The more in control of my illness I am, the more I am free to feel healthy emotions without fear of losing control. It’s important to realize that being well doesn’t mean not having emotions at all. Getting rid of all manic type feelings would leave me unhappy and unfulfilled. I want to experience the highs I get when I’m doing something I love. Those are good, healthy moods.
When I am not being a slave to my emotions when they are out of control I can make choices that impact how I feel. That’s exciting to me. I can make my own choices and control my responses. (If you’re depressed, and I know some of you are, hang in there. You can feel better. Never give up fighting to be happy. You have the ability to learn and grow and follow your treatment plan and reach stability too.)
I admit that I am a little depressed right now. I’ve got too many major stressors happening in my life and they are having an impact on me. (My father passed just a year ago, my daughter moved out 11 months ago and my son 2-3 weeks ago, I’m taking the quarter off school, and I’m looking for a house to move into in town.) So far I’ve been able to keep from spinning out of control. I’m staying on my meds and meeting with my counselor. I’m trying to have healthy habits at home including playing with and training my dog and walking with her and eating better. I’m trying to sleep less. Getting up has always been a struggle but when I’m depressed it is so much worse.
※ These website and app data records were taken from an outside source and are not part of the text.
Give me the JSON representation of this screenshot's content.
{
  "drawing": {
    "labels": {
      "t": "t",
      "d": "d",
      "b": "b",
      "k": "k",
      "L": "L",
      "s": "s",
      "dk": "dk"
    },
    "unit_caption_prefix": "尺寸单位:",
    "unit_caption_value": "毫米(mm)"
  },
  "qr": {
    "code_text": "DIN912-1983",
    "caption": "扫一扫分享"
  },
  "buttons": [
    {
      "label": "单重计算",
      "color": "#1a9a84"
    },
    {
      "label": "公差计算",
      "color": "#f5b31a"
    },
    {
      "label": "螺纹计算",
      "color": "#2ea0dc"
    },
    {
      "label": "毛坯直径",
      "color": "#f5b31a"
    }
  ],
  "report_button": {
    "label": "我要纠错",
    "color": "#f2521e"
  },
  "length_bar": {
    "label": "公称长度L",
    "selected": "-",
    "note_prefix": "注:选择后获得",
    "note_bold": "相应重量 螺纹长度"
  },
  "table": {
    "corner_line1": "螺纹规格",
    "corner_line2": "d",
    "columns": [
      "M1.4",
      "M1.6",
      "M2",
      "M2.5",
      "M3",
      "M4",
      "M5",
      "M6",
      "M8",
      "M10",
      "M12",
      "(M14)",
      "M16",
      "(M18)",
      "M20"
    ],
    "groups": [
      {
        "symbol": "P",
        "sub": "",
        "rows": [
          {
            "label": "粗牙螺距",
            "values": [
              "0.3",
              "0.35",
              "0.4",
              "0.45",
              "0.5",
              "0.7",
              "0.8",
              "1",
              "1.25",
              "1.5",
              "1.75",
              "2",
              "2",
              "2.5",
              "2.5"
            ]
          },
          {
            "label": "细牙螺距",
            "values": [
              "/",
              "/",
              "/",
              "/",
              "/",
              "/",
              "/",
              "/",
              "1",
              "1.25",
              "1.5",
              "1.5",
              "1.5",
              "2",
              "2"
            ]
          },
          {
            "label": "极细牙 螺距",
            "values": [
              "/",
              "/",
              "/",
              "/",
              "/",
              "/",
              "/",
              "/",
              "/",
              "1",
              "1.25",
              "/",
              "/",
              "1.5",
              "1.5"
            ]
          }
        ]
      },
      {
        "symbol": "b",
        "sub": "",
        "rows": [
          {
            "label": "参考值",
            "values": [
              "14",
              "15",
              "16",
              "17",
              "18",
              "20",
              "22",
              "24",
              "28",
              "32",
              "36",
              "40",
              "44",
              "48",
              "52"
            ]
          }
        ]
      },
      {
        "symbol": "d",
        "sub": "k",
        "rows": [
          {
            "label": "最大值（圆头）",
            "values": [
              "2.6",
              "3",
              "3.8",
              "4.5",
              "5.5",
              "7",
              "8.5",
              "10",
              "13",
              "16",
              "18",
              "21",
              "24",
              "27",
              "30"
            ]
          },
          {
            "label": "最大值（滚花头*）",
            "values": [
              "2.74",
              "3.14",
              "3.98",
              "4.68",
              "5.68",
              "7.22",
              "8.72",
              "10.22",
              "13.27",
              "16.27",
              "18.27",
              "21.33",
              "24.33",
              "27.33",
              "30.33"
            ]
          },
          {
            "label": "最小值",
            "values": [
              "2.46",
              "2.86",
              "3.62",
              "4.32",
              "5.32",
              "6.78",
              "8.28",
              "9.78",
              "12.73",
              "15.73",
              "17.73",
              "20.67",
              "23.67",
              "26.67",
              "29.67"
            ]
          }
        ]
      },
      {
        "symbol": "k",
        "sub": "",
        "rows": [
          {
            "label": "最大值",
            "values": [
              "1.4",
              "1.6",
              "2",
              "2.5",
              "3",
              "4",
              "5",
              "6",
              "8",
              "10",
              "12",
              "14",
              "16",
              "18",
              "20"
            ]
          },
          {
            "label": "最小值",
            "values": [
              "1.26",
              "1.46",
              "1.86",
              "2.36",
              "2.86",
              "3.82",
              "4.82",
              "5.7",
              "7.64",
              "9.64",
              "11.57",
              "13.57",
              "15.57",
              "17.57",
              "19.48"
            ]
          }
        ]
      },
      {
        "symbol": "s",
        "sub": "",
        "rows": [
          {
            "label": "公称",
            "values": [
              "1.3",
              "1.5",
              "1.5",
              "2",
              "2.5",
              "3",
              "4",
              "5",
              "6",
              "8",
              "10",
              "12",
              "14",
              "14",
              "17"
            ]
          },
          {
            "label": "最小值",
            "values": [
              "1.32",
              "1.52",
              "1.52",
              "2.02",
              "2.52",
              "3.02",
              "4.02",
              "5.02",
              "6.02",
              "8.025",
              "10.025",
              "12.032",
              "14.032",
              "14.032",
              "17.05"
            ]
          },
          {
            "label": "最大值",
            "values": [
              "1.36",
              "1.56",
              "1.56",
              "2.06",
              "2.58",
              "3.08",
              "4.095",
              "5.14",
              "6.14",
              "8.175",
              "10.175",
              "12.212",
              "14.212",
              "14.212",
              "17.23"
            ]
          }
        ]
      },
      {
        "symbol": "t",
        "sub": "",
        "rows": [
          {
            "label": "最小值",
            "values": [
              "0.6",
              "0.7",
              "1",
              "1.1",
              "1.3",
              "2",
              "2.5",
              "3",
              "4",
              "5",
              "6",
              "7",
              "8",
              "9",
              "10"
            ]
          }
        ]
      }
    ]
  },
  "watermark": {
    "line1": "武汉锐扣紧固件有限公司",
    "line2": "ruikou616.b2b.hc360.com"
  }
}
I’ve resorted to having people I know who get up before me call me and get me up for a few days to help break the cycle of over sleeping. 10 hours a night is just too much.
My point of all this is that it is possible to get to a point where we can feel healthy emotions, emotions that are good for us. I journal and I make sure to write about the good times… as well as the difficult ones so I can go back and prove to myself that it isn’t all horrible.
If I keep working hard to stay stable I can keep experiencing health/good emotions, and so can you.
“I had many battles to win over myself-and that was work too….” WC Stone, success and motivational teacher